By Hana Zittel
Published Issue 100, April 2022
A Ghost in the Throat by Doireann Ní Ghríofa (2020)
“This is a female text, which is also a caoineadh: a dirge and a drudge-song, an anthem of praise, a chant and a keen, a lament and an echo, a chorus and a hymn. Join in.”
Through various stages of motherhood and pregnancy, Doireann Ní Ghríofa descends deep into an obsession with the poet Eibhlín Dubh Ní Chonaill compiling the journey into a consuming and powerful amalgam of prose, memoir, and biography in A Ghost in the Throat. Ní Ghríofa’s interactions with Eibhlín Dubh Ní Chonaill and her famous caoineadh, Caoineadh Airt Uí Laoghaire, impact her differently at varied points in life.
She recalls her introduction to the poet in her youth, one of boredom at 11 and then as a teenager viewing it with “a little more than a swoon,” lingering on the tragic romance found in its lines. As an adult, she finds a closeness and kinship with Eibhlín Dubh Ní Chonaill that she cannot shake, finding herself slipping away from the tasks and all-consuming experience of motherhood to scour libraries for every translation of the work, to flesh out her life, and paint a full picture of the poet.
Eibhlín Dubh Ní Chonaill’s caoineadh is an Irish lament, a poem, full of sorrow, love and longing created after the death of her husband, Art. Passed through oral tradition, Ní Ghríofa imagines the retelling of this poem to be a female tradition, passing from female to female through generations. Though most of the translations to text of this work were completed by men, including Frank O’Connor, Ní Ghríofa attempts the translation herself as she continues to delve into the life of the poet, imagining at times, “How might she appear if drawn in the light of the women she knew instead?”
A Ghost in the Throat is an exceptional biography that extends far past the traditional with Ní Ghríofa’s voice and experiences woven throughout and was the 2020 An Post Irish Book of the Year.
Night Bus by Zuo Ma, Translated by Orion Martin (2021)
Zuo Ma’s graphic novel omnibus is a lingering, dark and often grotesque journey through the Chinese countryside. Composed of frequently linked, smaller stories, Ma’s graphic novel is a meld of autofiction with fantasy.
In Niu Niu The Evil Hound he imagines an anthropomorphic version of his dog, Niu Niu, leaving behind city life, visiting a wet market and eventually coming to live in the country with puppies at age 2. Other tales venture further into the autofiction realm, focusing on his struggles of becoming an artist and moving back in with his parents and seeing his hometown grow and become overdeveloped. Each of these are not without dreamlike imagery of grotesque insects or fantastical animals, often depicting the contrast of the city and the natural world.

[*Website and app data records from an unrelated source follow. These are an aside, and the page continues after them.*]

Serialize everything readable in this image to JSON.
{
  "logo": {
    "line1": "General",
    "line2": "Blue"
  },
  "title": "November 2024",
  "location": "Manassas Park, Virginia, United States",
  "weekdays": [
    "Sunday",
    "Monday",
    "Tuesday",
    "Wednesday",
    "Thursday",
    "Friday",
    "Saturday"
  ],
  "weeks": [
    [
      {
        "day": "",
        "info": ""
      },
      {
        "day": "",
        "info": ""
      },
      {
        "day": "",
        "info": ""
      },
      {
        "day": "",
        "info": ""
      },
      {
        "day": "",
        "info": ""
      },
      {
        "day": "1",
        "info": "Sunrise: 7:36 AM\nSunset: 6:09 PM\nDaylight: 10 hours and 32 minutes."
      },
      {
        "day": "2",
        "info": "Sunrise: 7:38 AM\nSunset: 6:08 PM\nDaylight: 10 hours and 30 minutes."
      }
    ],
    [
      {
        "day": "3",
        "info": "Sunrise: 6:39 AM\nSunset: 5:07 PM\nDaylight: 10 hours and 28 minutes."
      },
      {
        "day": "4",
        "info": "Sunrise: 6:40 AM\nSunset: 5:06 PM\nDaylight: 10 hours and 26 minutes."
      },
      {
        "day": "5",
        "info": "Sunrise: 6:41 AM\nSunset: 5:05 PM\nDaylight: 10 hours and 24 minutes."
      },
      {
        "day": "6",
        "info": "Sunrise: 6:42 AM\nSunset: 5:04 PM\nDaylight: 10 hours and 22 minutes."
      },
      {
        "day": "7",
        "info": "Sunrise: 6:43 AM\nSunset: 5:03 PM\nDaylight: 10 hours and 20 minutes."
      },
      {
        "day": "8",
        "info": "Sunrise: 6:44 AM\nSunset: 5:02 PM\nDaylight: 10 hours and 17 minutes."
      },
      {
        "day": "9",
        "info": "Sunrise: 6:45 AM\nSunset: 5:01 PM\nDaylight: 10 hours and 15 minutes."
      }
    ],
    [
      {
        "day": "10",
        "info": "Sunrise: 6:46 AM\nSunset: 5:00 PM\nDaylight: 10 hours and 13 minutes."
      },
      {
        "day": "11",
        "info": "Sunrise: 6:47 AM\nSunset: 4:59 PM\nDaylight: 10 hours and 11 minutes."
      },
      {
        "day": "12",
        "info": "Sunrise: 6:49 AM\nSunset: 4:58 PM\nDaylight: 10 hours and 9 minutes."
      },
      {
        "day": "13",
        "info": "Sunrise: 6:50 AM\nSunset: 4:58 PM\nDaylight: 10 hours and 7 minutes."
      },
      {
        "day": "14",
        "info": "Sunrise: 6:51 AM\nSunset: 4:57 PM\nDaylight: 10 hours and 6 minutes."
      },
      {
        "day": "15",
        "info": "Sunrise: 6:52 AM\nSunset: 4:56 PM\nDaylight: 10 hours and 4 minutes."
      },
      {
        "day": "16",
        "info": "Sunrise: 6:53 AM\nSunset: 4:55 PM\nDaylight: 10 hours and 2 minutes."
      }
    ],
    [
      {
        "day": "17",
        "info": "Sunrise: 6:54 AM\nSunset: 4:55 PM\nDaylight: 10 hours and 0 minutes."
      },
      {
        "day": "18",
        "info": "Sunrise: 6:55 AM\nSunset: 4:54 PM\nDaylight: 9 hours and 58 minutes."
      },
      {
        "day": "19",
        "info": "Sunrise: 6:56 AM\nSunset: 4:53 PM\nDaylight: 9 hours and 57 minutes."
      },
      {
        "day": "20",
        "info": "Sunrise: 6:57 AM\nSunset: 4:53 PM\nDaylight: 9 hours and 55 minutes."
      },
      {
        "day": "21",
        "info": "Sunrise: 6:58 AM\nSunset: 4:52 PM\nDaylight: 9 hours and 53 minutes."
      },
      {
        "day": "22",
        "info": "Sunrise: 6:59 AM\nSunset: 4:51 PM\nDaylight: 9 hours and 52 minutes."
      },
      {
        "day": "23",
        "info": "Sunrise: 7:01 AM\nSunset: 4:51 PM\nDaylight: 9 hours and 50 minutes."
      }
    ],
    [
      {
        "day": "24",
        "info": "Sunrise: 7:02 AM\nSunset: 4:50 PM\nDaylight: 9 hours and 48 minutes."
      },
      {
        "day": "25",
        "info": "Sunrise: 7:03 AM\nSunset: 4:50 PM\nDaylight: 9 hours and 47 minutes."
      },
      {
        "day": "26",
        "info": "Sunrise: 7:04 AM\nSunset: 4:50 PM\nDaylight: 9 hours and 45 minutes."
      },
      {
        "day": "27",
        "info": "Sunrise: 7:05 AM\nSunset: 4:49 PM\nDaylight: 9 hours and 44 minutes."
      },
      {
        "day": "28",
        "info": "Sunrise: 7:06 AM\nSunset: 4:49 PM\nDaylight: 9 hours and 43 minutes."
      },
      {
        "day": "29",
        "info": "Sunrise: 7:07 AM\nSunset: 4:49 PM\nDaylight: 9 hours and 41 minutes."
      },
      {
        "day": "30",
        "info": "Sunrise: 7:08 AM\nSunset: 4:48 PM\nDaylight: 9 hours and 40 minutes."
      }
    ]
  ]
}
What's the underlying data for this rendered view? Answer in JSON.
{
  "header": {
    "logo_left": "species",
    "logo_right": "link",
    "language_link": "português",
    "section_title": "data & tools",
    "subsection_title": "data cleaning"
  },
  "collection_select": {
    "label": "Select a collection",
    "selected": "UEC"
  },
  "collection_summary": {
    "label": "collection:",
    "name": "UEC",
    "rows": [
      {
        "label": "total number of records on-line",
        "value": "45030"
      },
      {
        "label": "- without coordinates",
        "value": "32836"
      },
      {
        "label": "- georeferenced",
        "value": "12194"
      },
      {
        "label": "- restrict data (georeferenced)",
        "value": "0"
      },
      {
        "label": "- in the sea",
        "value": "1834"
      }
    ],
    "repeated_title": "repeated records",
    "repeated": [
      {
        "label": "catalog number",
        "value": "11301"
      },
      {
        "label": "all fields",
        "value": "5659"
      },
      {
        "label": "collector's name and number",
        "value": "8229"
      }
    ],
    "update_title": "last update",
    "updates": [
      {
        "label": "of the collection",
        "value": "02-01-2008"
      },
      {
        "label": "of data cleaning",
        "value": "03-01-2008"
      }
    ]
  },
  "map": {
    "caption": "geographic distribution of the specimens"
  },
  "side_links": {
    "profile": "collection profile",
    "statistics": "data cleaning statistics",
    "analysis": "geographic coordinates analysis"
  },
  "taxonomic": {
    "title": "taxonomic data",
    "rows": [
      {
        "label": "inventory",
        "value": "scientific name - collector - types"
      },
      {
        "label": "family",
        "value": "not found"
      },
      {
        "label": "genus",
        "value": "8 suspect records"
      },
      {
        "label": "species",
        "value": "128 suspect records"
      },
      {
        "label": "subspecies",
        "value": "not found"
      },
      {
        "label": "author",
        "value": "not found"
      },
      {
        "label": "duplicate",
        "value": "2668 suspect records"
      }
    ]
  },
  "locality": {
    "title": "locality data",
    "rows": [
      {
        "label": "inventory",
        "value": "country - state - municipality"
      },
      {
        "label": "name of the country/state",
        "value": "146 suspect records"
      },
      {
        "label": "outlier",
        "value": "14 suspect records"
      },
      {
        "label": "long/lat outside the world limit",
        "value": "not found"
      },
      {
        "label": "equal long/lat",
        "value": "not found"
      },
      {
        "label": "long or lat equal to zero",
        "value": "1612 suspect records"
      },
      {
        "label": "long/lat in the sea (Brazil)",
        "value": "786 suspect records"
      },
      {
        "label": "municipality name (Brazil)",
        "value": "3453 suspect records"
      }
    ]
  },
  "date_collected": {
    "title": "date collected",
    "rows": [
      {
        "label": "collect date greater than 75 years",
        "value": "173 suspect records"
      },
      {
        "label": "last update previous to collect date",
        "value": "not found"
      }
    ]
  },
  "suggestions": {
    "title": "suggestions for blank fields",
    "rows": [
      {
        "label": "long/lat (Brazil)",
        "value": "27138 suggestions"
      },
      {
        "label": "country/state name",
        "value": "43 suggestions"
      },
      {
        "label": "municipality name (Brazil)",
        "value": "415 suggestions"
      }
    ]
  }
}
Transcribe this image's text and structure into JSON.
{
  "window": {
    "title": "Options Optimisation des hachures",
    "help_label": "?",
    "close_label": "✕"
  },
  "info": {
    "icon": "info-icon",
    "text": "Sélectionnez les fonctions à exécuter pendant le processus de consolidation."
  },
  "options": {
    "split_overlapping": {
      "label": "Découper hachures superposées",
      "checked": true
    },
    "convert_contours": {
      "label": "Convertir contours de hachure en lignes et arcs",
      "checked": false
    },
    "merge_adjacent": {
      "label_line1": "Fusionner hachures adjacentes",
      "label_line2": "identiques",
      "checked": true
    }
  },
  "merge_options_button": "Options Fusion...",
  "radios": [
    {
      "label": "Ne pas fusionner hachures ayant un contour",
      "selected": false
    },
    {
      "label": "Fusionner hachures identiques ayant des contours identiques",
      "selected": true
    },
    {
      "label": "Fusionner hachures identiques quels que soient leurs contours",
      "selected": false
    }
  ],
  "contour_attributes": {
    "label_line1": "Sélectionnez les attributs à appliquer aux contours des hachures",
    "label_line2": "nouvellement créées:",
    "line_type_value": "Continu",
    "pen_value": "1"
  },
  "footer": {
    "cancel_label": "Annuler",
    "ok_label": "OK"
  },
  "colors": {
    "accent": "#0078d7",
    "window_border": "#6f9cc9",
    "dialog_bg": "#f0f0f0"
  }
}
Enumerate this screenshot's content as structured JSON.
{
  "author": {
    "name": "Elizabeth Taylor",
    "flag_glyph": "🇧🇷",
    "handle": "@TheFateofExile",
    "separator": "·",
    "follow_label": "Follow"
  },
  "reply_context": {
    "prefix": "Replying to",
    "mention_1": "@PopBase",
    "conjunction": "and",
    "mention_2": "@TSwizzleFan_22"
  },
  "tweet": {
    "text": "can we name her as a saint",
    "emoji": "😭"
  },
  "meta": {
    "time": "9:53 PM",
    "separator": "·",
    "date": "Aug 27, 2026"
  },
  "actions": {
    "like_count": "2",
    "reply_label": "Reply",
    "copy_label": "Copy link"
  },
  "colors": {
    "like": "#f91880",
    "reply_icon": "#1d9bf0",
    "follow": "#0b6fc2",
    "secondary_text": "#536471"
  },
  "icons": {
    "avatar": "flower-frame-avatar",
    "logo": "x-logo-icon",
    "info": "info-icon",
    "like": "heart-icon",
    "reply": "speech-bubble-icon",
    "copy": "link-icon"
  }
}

In Night Bus, Ma works through the declining mental state of his grandmother and envisions a world she visits when she is in and out of her conscious self as she suffers with dementia. Ma creates a world where she is traveling as a young girl through magical lands in search of a night bus that will carry her onward. This section, though dark and strange, shows the absolute love Ma feels for his grandmother, creating this beautiful adventure as she moves through disease and death.
Zou Ma’s collection is a hauntingly drawn and sincerely written glimpse into rural China.
Hana Zittel is a librarian at the Denver Public Library in addition to being a librarian at the Denver Zine Librarian. She grew up in Steamboat Springs, Colorado and pretty much just likes being outside with her pup when she has some free time, and reading, that might have been assumed though.